Cow diet

The amount of fatty acids found in milk is influenced by cow diet. Milk from organic and grass-fed cows have different fatty acid profiles than milk from conventionally managed cows.

“Milkfat profile can definitely be influenced by the composition of the diet,” Andreen explained.


CLA content in milk from pastured cows can be twice as high as that from non-grazing herds, although that will vary with the season. CLA is stable throughout processing and thought to have anti-carcinogenic properties in humans. Increasing CLA content can depress overall milkfat amounts, but the percentage of beneficial fatty acids in the milk overall will be higher.

The ratio of omega 6 to omega 3 in the human diet would ideally be in the 1:1 to 5:1 range. In the U.S., the ratio is skewed as high as 17:1, which causes inflammatory responses. Milk from conventionally fed dairy cows have omega 6 to omega 3 ratios of 5:1 or more. In organic herds, the ratio falls below 5:1, in the anti-inflammatory range.

Many milk brands have begun to advertise the CLA and omega 3 contents of their milk. Consumers are often willing to pay a premium for these dairy products. Unger has been studying the veracity of these claims, comparing 17 organic, conventional and omega 3 enhanced milk brands and assessing them for fatty acid content. One sample per month was taken for 12 months. Results were averaged for each brand over the year. 

“Fatty acid content in milk was influenced by retail label,” Unger said.

The study showed that the total saturated fatty acid content of all milk, measured in grams per serving, did not significantly vary by retail label. But other fatty acids were variable in content based on management system.

All conventional brands except one had very similar fatty acid profiles, reported in grams per 100 grams of milk, and results did not vary by season. One conventional brand was an outlier and more closely resembled the profiles of the organic brands examined.
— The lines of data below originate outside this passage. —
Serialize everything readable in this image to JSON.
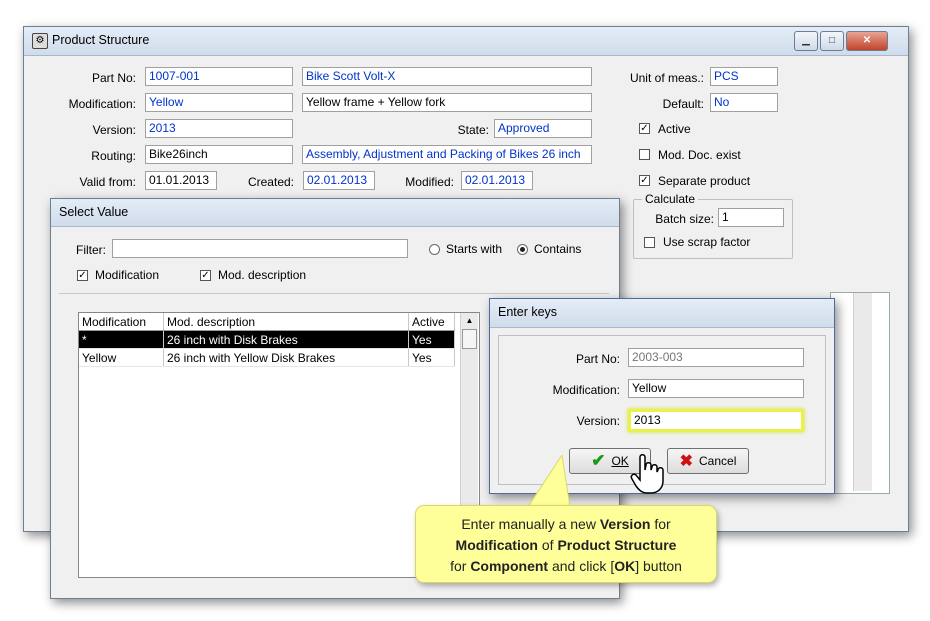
{
  "main_window": {
    "title": "Product Structure",
    "part_no_label": "Part No:",
    "part_no": "1007-001",
    "part_desc": "Bike Scott Volt-X",
    "modification_label": "Modification:",
    "modification": "Yellow",
    "modification_desc": "Yellow frame + Yellow fork",
    "version_label": "Version:",
    "version": "2013",
    "state_label": "State:",
    "state": "Approved",
    "routing_label": "Routing:",
    "routing": "Bike26inch",
    "routing_desc": "Assembly, Adjustment and Packing of Bikes 26 inch",
    "valid_from_label": "Valid from:",
    "valid_from": "01.01.2013",
    "created_label": "Created:",
    "created": "02.01.2013",
    "modified_label": "Modified:",
    "modified": "02.01.2013",
    "uom_label": "Unit of meas.:",
    "uom": "PCS",
    "default_label": "Default:",
    "default": "No",
    "active_label": "Active",
    "mod_doc_label": "Mod. Doc. exist",
    "separate_label": "Separate product",
    "calculate_label": "Calculate",
    "batch_label": "Batch size:",
    "batch": "1",
    "scrap_label": "Use scrap factor"
  },
  "select_dialog": {
    "title": "Select Value",
    "filter_label": "Filter:",
    "filter_value": "",
    "starts_with": "Starts with",
    "contains": "Contains",
    "chk_modification": "Modification",
    "chk_mod_desc": "Mod. description",
    "columns": [
      "Modification",
      "Mod. description",
      "Active"
    ],
    "rows": [
      [
        "*",
        "26 inch with Disk Brakes",
        "Yes"
      ],
      [
        "Yellow",
        "26 inch with Yellow Disk Brakes",
        "Yes"
      ]
    ]
  },
  "enter_keys": {
    "title": "Enter keys",
    "part_no_label": "Part No:",
    "part_no": "2003-003",
    "modification_label": "Modification:",
    "modification": "Yellow",
    "version_label": "Version:",
    "version": "2013",
    "ok_label": "OK",
    "cancel_label": "Cancel"
  },
  "callout": {
    "t1": "Enter manually a new ",
    "b1": "Version",
    "t2": " for",
    "b2": "Modification",
    "t3": " of ",
    "b3": "Product Structure",
    "t4": "for ",
    "b4": "Component",
    "t5": " and click [",
    "b5": "OK",
    "t6": "] button"
  },
  "colors": {
    "accent_blue": "#0033cc",
    "callout_bg": "#ffff9a",
    "highlight": "#e8f34a"
  }
}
That brand was from a dairy farm that grazed the milking herd as much as possible.

Organic brands were more variable in composition, but distinctly separate from conventional profiles. One organic brand stood apart, and that brand was the only 100% grass-fed brand in the study.
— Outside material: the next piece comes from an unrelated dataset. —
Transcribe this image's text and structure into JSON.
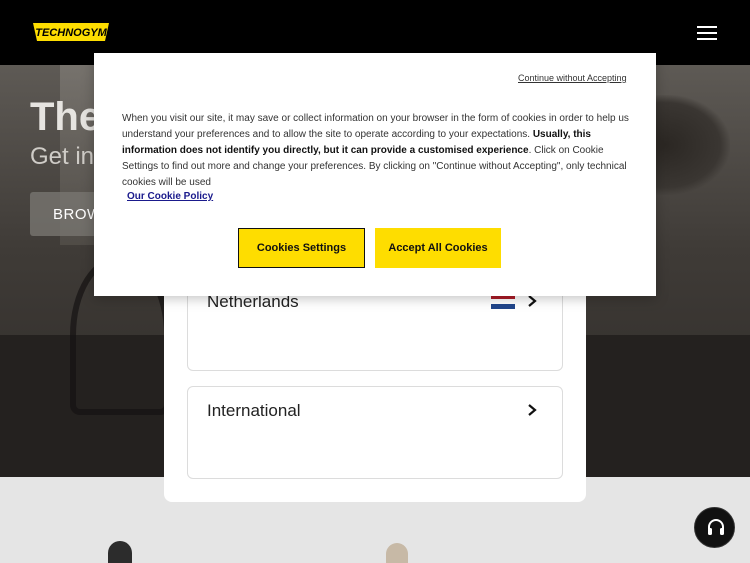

Omega 3 fortified milk brands were all organic, and simply added omega 3 fatty acids – typically DHA or EPA – after processing, as a nutritional enhancement. EPA and DHA levels were significantly higher in omega 3 fortified milk brands when compared to conventional and organic milk, indicating that a pasture-based diet itself does not increase these levels.

But pasture alone was found to increase the content of unique dairy-derived fatty acids, known to be beneficial to human health, including CLA.

“Organic milk was the richest source of unique dairy-derived fatty acids,” Unger said.

According to data presented by Andreen, studies have shown that organic and conventional herds are at similar CLA levels during the non-grazing season. But CLA levels in organic milk increase 55% in the summer, while CLA levels in conventional herds increase 12% during the same time frame, indicating that pasture intake enhances CLA levels significantly.

Consumers are paying a premium for organic or grass-only milk, often marketed with nutritional claims, and they are getting a product differentiated from conventional milk. As consumers increasingly focus on positive health-related food claims, dairy producers have the opportunity to capture value by changing the cow diet. Grazing – with the consumer in mind – is a potential value-added strategy.  end mark

Getty Images.

View the webinars here and here.

Tamara Scully, a freelance writer based in northwestern New Jersey, specializes in agricultural and food systems topics.